Gagging: There are ways to teach yourself to get over it if you really think that putting an entire penis into your mouth is imperative. However, in most cases, it’s completely unnecessary. Remember the extreme sports analogy I mentioned earlier? Exactly. There are many sensual, pleasurable, creative ways to give someone an amazing oral experience without a deep throating marathon. Think outside the box.

Bodily secretions: We don’t necessarily want to have blood or semen in our mouths. If you suspect your partner might be getting her period, ask her. Decent human beings will let you know if they are bleeding. In regards to semen —  if you don’t want it in your mouth, stop just before ejaculation is happening and let your hands finish the work.

You will be encountering some normal secretions that appear in the genitals when we are aroused. If these become too much for you, simply take it incrementally. Read my next paragraph re oral slow-sex style and you’ll understand what I mean.

A third side note for this article. If you don’t like receiving oral sex, many a time it’s due to being disgusted for your partner, even if they’re not disgusted. Or perhaps you feel very uncomfortable about your partner looking at your genitals from that vantage point. If your partner really wants to give you oral pleasure, I would highly recommend you learn how to relax, let go, and let them go at it. Here are a few tips re letting go in bed generally

Learn to enjoy giving and receiving oral sex — the slow sex way.

We established that oral sex is not a requirement. If you feel pressured to doing it, it is a completely different experience than when you are thrilled and excited about it. Most loving, caring partners would much rather the latter. 

If you are genuinely disturbed by the whole thing, don’t bother. However, if you know how much your partner enjoys oral sex and you want to gift it to them, I highly recommend trying slow-sex style oral.

When practicing slow sex, our main focus is connecting to ourselves and to our partner. We are not aiming for an orgasm of any kind (although they do tend to arrive by themselves at times). We explore our body and its interactions with our partner’s body. We come with curiosity and acceptance of whatever might present itself. In order to maintain this mindfulness, we need to slow down our movements, hence the name slow sex. The energies are sensual rather than sexual.

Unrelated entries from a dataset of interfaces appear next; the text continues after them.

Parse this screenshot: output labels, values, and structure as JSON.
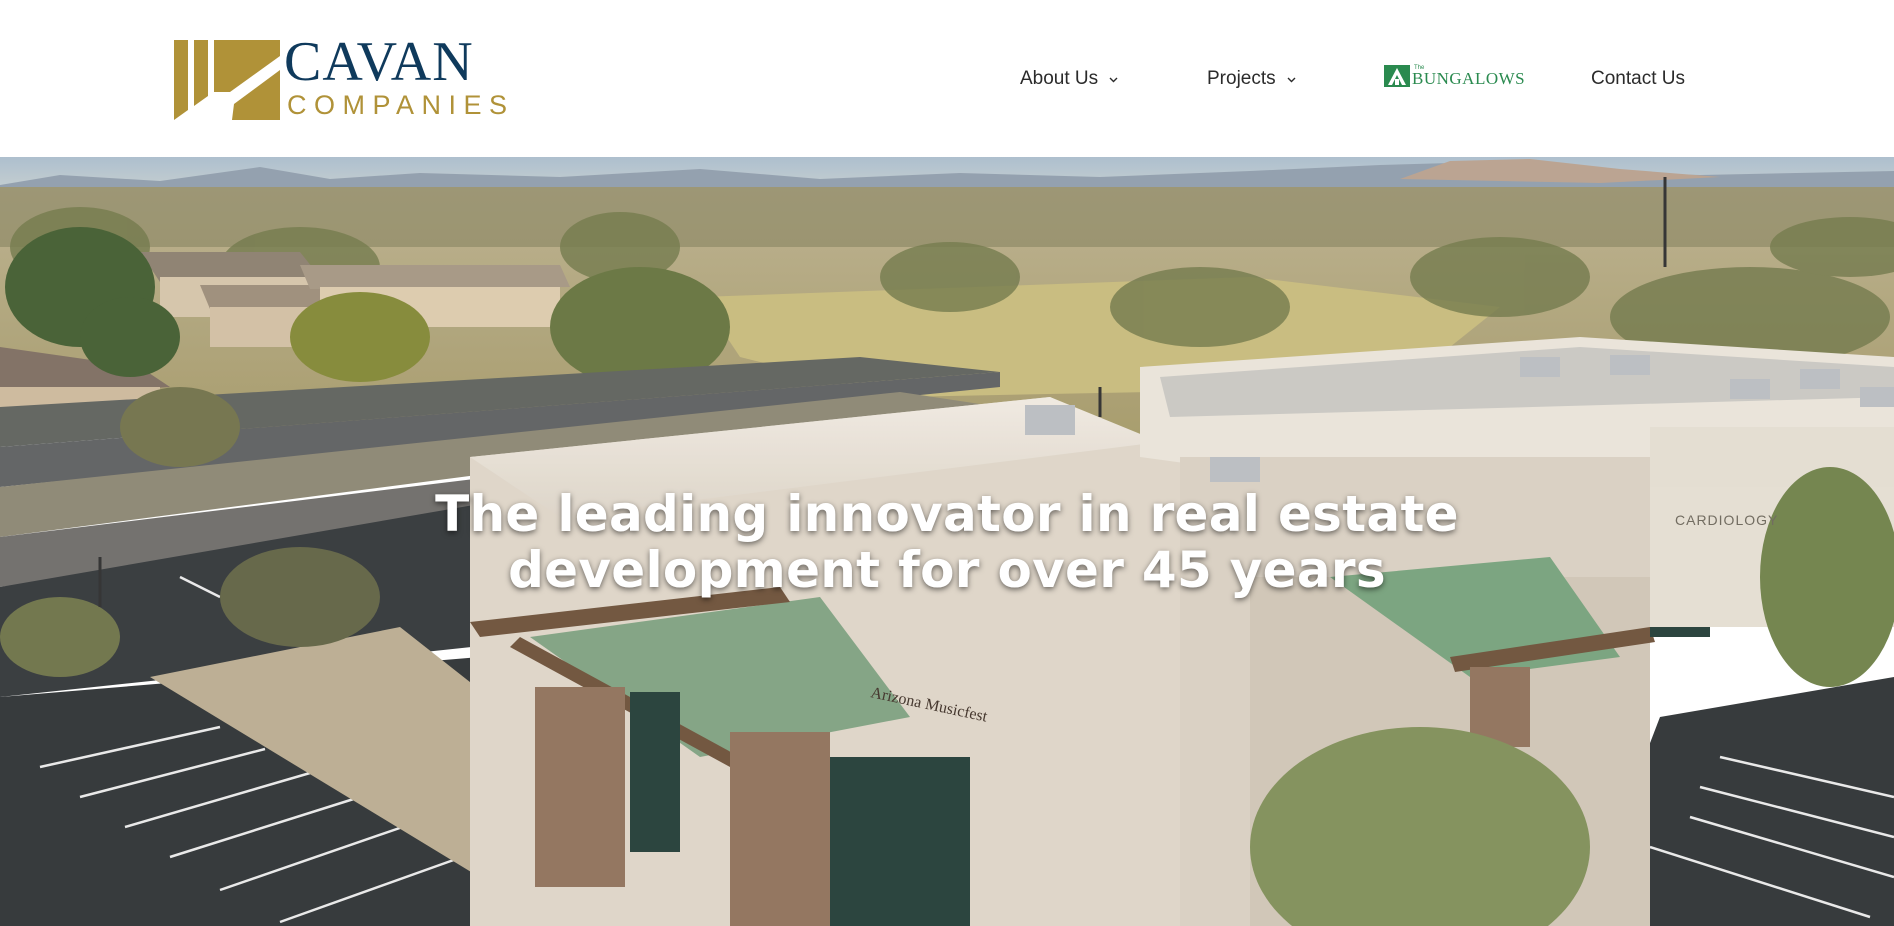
{
  "brand": {
    "name_line1": "CAVAN",
    "name_line2": "COMPANIES",
    "gold": "#b09238",
    "navy": "#0f3a5c"
  },
  "nav": {
    "about_label": "About Us",
    "projects_label": "Projects",
    "bungalows_small": "The",
    "bungalows_name": "BUNGALOWS",
    "contact_label": "Contact Us",
    "bungalows_color": "#2a8a4f"
  },
  "hero": {
    "line1": "The leading innovator in real estate",
    "line2": "development for over 45 years",
    "sign_business": "Arizona Musicfest",
    "sign_cardiology": "CARDIOLOGY"
  }
}
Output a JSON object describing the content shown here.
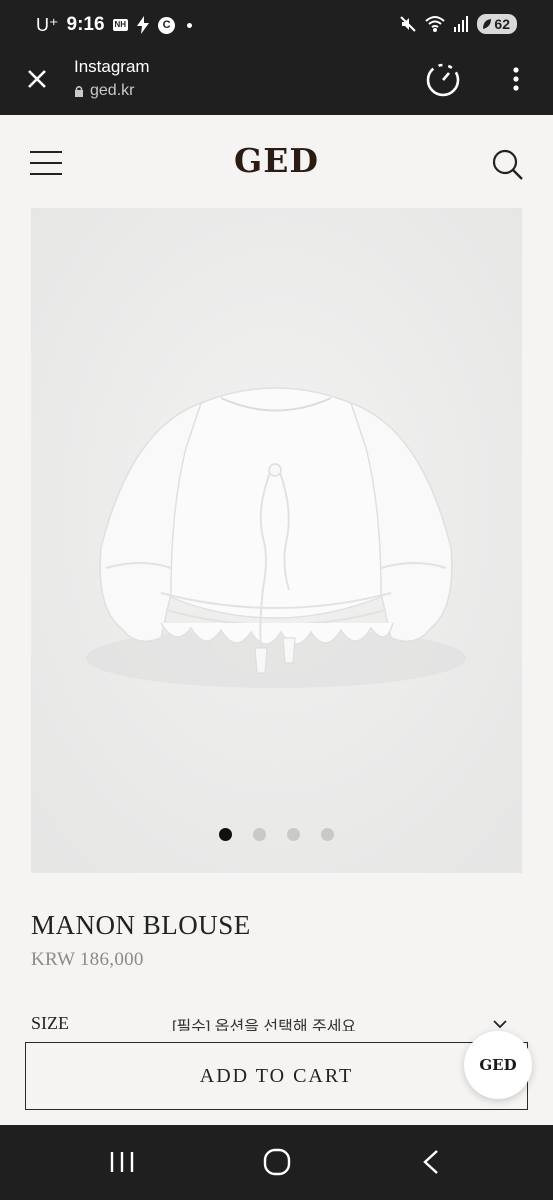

Applying these principles for oral sex means that we do everything softly. A soft gaze, a soft mouth, a soft tongue. Slow, long movements. Constantly remaining connected to our own pleasure and to our partner’s. We’re not trying to make them orgasm. We explore the journey of our mouth over their genitals. And we move on from there when we feel called to explore something else.

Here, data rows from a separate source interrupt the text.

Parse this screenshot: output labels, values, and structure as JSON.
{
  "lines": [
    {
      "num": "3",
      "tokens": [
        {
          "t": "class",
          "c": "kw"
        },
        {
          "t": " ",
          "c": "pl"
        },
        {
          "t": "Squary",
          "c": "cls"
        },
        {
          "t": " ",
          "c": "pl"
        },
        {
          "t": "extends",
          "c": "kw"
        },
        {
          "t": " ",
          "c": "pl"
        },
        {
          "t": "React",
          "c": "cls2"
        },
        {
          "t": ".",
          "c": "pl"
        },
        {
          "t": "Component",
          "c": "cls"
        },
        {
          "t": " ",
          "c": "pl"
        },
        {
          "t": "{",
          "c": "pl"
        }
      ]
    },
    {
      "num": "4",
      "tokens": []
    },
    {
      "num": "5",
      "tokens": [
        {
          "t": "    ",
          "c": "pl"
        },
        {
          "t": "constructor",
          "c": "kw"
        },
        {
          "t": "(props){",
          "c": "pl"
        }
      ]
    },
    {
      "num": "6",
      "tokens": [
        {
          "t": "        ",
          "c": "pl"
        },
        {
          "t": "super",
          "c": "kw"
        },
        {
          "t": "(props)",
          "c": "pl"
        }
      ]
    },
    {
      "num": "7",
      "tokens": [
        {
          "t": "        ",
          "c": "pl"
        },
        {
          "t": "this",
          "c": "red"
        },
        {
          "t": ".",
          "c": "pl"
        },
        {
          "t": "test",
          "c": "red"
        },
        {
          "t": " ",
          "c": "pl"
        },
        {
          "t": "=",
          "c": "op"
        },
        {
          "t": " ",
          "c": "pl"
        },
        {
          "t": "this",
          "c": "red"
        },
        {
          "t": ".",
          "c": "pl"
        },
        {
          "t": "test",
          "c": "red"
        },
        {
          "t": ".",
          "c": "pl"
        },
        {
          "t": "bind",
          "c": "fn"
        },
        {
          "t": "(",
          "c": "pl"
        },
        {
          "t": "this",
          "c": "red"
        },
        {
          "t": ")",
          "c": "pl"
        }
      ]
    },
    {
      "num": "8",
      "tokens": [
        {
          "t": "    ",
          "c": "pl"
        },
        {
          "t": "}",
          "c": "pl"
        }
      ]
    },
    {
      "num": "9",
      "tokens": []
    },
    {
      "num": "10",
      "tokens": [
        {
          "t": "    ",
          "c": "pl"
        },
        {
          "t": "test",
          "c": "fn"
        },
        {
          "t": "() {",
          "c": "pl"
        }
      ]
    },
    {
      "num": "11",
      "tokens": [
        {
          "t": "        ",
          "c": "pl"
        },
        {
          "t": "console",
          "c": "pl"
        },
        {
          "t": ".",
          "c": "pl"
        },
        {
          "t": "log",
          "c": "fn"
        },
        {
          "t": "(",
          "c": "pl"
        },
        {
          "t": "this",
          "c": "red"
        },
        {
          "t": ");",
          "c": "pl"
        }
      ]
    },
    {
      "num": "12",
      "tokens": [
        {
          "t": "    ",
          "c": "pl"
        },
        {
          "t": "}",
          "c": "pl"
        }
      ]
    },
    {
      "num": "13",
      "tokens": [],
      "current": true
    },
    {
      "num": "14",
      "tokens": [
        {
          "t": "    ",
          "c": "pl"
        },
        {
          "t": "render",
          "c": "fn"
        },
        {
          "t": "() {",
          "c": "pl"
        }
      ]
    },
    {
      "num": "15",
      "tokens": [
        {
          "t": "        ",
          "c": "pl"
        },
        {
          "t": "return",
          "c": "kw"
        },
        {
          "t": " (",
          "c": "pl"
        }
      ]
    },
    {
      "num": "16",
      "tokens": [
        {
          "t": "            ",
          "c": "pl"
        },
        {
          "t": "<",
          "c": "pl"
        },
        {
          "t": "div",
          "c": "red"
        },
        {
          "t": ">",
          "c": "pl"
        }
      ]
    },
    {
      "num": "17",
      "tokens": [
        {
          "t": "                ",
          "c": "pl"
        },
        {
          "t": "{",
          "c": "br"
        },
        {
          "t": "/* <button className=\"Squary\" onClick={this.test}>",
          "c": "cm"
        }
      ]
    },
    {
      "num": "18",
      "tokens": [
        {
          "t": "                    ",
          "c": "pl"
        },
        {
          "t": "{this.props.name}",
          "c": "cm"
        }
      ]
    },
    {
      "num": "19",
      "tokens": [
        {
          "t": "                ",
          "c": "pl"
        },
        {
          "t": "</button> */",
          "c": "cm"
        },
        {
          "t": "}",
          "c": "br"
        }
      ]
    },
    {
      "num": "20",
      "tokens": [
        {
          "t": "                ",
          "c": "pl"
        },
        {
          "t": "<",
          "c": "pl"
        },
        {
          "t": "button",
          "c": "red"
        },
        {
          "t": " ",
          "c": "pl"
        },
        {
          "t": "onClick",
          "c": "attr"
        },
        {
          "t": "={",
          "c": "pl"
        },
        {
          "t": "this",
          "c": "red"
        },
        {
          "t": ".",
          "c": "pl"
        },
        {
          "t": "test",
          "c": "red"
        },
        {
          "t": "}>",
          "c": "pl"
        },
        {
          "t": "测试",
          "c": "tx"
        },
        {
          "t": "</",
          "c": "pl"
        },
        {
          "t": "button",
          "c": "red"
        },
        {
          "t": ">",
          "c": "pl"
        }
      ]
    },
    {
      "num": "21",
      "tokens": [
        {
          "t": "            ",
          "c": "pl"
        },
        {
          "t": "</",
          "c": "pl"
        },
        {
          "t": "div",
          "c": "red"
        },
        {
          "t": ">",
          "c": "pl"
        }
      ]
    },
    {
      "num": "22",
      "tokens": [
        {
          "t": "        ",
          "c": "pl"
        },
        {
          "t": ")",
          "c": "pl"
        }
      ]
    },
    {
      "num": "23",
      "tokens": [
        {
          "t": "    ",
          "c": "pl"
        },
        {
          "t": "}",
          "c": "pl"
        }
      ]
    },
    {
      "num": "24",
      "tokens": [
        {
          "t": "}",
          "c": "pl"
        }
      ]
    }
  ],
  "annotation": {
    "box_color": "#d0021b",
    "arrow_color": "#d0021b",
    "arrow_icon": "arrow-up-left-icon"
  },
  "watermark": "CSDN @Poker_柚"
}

When this is the oral sex approach, instead of a hard-core race to get someone to orgasm, most people find it arousing and pleasing. It is not as straining or embarrassing. It’s usually exciting and fulfilling. 

Remember that when things get too exciting in sex, it is harder to maintain the slow, mindful approach. Our bodies start to get restless and we crave a “closure” of some sort. That’s totally fine, but if we don’t want to do the oral marathon, we can move to other forms of enjoyable sex when we feel like going harder and faster.

TL:DR

If you’re not really into oral sex but you know how much your partner would appreciate it if you go down on them, you can:

  • Only do it occasionally;
  • Minimize the aspects that make you cringe about oral delight;
  • Go super-slow and tap into your own arousal while giving them pleasure, wholeheartedly.